We rebels made due with what we had, ditching our ragtag weapons in favor of Mantel firearms whenever we could. But we weren't helpless. Even at a distance, the Mantel soldiers' chromium yellow facemasks and Nectar Administrator backpacks made them stand out in the world's grime as vividly as neon bull's-eyes. And for all their sniper rifles and rocket launchers, Mantel soldiers could still get toasted when a rebel, playing dead in the dirt, stood up and incinerated them with a flamethrower.
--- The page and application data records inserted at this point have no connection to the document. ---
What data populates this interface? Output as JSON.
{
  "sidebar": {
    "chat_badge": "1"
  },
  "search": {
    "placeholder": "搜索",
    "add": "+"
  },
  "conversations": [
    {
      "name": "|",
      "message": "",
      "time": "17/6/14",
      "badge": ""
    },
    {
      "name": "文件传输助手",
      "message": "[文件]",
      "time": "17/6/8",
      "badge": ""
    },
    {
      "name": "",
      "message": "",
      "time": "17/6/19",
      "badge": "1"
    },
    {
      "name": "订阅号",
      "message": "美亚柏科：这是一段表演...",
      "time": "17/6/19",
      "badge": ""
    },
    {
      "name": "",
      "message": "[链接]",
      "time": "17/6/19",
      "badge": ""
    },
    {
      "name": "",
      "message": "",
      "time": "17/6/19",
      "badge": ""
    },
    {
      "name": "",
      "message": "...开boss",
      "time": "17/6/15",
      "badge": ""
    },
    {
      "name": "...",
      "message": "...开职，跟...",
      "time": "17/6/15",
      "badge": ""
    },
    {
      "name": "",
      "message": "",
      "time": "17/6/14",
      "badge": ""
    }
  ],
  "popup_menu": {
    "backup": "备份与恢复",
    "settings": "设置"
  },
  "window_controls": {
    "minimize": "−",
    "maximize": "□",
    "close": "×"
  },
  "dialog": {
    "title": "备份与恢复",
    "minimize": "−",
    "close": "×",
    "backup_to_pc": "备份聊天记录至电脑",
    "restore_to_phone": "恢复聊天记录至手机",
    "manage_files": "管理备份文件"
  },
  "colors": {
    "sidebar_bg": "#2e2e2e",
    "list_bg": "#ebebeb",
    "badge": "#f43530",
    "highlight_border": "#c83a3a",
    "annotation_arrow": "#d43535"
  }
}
I didn't fully appreciate Mantel's technological advantage when I was working for them. Back then, life was only about self-administering Nectar and killing rebels. The high I got from Nectar enabled me to see life like a videogame -- rebels glowed on the battlefield like illuminated targets, visible even through plants and walls. When zooming in for kills, I was able to maintain a hi-def degree of focus. And when confronted face-to-face, I could head-butt hard enough to slam a rebel across the room.
While the rebels made due with patchwork choppers and salvaged trucks, we had access to shiny "Boxcart" ATVs and "Bigboy" tanks. Jacked up on Nectar, we'd chase rebels, feeling invulnerable as we tore through the jungle, revving our technological superiority. There were occasional oddities -- when the Nectar would be disrupted and the world became a nightmare butcher's shop. More distracting was the way shadows and highlights would occasionally appear and disappear, like lights being switched on and off by a misprogrammed PS3. Maybe the makers of Haze intend it to look that way. Or maybe it was the Nectar getting to me.
THE GOOD: Between Haze's two armies and two styles of play, it's possible to find an ideal first-person shooter feel. Heavy weapons, backup, infantry, close combat, scout, driver -- all positions are available in Haze's co-op and multiplayer styles of play. Single players are assisted (and opposed) by clever on-the-fly artificial intelligence programming. It all comes together in beautifully designed levels, which range rapidly from tight, dark corridors to airy open spaces to litter-strewn battlefields.
THE BAD: With a well-written, well-conceived scenario, it's a shame so much momentum is lost due to poorly directed, poorly animated cutscenes. The Mantel officers, in particular, look like futuristic G.I. Joe toys being manipulated by unsubtle hands as they expound Haze's convoluted plot. The action also staggers during missions like "follow so-and-so from points A to B" or "get into the dropship," interspersed among intense run-and-gun sequences.
THE BOTTOM LINE: Haze harnesses the full range of the PS3's power to tell two sides of a shooter story -- one hyperreal, the other grimily real, and both of them a blast.